Friday, March 21, 2014

Eight of the best crime & thriller stories set in the former Soviet Union

J. Kingston Pierce is both the editor of The Rap Sheet and the senior editor of January Magazine. One of eight top former Soviet Union-set crime and thriller novels he tagged at Kirkus Reviews:
Child 44, by Tom Rob Smith (2008)

Leo Demidov is a true believer in the Soviet Union as a Glorious Workers’ Paradise, a place where misdeeds common to the decadent West—such as homicide—don’t exist, and the only criminals are political ones. Yet it’s 1953, and this secret policeman has just been handed the case of a 4-year-old boy whose parents insist he was murdered. As more children turn up dead, mutilated and with their mouths full of dirt, Demidov begins to believe the impossible: that a serial killer is at large, one who’s claiming victims hundreds of miles apart. Of course, this theory is unpopular with his bosses, and it soon leads to Demidov and his beautiful (but suspect) wife being banished from their agreeable Moscow digs to the frozen hinterlands. Still, Demidov maintains the chase, one destined to make him both hunter and target. Smith’s story was inspired by real-life Russian butcher Andrei Chikatilo, aka “the Red Ripper.”
Read about another book on the list.
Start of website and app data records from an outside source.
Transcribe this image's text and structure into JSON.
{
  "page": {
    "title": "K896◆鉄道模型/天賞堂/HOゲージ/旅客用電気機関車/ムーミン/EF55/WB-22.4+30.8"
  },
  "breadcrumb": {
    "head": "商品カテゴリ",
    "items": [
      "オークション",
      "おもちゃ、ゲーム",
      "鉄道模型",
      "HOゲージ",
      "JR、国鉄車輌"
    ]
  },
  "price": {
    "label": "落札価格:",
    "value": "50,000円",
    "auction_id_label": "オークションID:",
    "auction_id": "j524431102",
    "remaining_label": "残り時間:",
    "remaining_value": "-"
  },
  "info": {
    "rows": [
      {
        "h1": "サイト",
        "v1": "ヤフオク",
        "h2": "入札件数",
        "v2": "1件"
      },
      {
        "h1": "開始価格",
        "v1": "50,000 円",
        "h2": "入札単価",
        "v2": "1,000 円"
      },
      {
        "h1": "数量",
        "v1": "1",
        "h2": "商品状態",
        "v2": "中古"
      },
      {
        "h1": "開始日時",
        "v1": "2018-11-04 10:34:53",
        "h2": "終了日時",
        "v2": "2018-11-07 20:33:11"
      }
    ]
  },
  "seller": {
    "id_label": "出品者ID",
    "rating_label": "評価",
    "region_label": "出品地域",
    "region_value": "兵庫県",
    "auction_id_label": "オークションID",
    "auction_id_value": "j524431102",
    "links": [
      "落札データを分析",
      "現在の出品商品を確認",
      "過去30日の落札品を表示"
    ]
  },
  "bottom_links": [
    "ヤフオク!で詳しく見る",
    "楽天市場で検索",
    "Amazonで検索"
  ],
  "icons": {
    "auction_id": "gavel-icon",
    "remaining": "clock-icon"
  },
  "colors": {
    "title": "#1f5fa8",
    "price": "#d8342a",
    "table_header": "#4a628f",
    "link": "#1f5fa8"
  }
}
Child 44 is among Rebecca Armstrong's ten best thrillers.

The Page 69 Test: Child 44.

--Marshal Zeringue